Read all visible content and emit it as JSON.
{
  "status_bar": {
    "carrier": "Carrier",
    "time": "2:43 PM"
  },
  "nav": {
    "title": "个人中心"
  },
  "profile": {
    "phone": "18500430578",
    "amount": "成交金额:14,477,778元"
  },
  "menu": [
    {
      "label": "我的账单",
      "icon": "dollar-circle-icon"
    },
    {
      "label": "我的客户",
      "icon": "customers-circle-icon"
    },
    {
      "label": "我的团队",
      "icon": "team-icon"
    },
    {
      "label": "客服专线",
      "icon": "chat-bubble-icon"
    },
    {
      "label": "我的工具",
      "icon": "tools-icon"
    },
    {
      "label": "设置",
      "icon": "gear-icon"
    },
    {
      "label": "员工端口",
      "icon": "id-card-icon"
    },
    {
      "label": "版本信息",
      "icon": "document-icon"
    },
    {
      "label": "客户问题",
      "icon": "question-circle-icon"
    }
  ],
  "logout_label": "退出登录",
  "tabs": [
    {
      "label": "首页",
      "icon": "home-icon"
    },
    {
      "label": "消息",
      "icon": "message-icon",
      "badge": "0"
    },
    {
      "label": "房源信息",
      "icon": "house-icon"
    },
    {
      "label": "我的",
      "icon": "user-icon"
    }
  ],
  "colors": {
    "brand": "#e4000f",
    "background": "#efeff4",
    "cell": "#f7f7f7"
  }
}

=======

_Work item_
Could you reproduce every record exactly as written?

_Result of the task_
Read all visible content and emit it as JSON.
{
  "status_bar": {
    "carrier": "Carrier",
    "time": "2:43 PM"
  },
  "nav": {
    "title": "个人中心"
  },
  "profile": {
    "phone": "18500430578",
    "amount": "成交金额:14,477,778元"
  },
  "menu": [
    {
      "label": "我的账单",
      "icon": "dollar-circle-icon"
    },
    {
      "label": "我的客户",
      "icon": "customers-circle-icon"
    },
    {
      "label": "我的团队",
      "icon": "team-icon"
    },
    {
      "label": "客服专线",
      "icon": "chat-bubble-icon"
    },
    {
      "label": "我的工具",
      "icon": "tools-icon"
    },
    {
      "label": "设置",
      "icon": "gear-icon"
    },
    {
      "label": "员工端口",
      "icon": "id-card-icon"
    },
    {
      "label": "版本信息",
      "icon": "document-icon"
    },
    {
      "label": "客户问题",
      "icon": "question-circle-icon"
    }
  ],
  "logout_label": "退出登录",
  "tabs": [
    {
      "label": "首页",
      "icon": "home-icon"
    },
    {
      "label": "消息",
      "icon": "message-icon",
      "badge": "0"
    },
    {
      "label": "房源信息",
      "icon": "house-icon"
    },
    {
      "label": "我的",
      "icon": "user-icon"
    }
  ],
  "colors": {
    "brand": "#e4000f",
    "background": "#efeff4",
    "cell": "#f7f7f7"
  }
}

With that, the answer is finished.